→ ACTION ITEM
Lines with "pour": please show every one of them from the listing below.

→ THE INPUT

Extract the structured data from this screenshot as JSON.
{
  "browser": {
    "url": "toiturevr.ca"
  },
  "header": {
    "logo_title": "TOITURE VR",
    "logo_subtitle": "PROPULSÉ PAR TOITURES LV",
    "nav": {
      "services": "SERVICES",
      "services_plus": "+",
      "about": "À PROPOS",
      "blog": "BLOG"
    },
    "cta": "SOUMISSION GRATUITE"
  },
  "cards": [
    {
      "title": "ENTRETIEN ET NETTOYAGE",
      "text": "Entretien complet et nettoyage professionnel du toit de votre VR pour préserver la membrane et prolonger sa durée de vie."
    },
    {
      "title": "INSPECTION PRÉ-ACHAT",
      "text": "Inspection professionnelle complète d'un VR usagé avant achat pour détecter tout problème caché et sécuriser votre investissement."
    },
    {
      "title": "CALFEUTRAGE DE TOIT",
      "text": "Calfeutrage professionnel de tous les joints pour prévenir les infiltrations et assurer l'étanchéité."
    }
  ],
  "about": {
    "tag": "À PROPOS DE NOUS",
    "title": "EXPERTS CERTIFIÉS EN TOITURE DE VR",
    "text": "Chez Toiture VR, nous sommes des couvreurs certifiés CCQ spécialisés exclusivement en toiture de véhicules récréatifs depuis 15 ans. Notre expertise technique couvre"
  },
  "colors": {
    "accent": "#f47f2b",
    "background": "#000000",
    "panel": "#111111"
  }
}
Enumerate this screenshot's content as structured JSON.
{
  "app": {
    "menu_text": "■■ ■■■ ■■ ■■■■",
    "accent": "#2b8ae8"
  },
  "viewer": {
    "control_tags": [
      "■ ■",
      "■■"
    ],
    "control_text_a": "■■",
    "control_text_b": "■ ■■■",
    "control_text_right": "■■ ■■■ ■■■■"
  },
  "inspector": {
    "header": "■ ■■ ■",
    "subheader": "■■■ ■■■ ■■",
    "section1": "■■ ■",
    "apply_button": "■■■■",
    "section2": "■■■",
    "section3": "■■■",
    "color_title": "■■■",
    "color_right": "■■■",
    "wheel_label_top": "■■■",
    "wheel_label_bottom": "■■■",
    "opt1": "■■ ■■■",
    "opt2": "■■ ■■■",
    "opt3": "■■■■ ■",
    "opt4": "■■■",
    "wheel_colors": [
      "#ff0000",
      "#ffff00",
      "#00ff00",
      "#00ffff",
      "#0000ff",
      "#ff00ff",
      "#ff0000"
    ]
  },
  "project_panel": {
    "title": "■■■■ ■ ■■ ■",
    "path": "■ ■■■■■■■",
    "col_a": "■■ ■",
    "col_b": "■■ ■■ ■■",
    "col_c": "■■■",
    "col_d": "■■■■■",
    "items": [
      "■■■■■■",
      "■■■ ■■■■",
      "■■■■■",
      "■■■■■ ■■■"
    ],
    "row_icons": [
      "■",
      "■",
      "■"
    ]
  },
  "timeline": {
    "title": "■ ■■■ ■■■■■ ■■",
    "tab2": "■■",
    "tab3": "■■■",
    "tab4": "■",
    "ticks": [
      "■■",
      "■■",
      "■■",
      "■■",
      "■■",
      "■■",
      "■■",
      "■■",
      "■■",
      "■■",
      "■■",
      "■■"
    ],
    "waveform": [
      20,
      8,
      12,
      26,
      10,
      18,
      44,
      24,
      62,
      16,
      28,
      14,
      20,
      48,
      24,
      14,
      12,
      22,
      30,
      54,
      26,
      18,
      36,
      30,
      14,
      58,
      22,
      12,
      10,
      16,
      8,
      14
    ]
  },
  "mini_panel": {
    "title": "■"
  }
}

→ WRITTEN REPLY
      "text": "Entretien complet et nettoyage professionnel du toit de votre VR pour préserver la membrane et prolonger sa durée de vie."
      "text": "Inspection professionnelle complète d'un VR usagé avant achat pour détecter tout problème caché et sécuriser votre investissement."
      "text": "Calfeutrage professionnel de tous les joints pour prévenir les infiltrations et assurer l'étanchéité."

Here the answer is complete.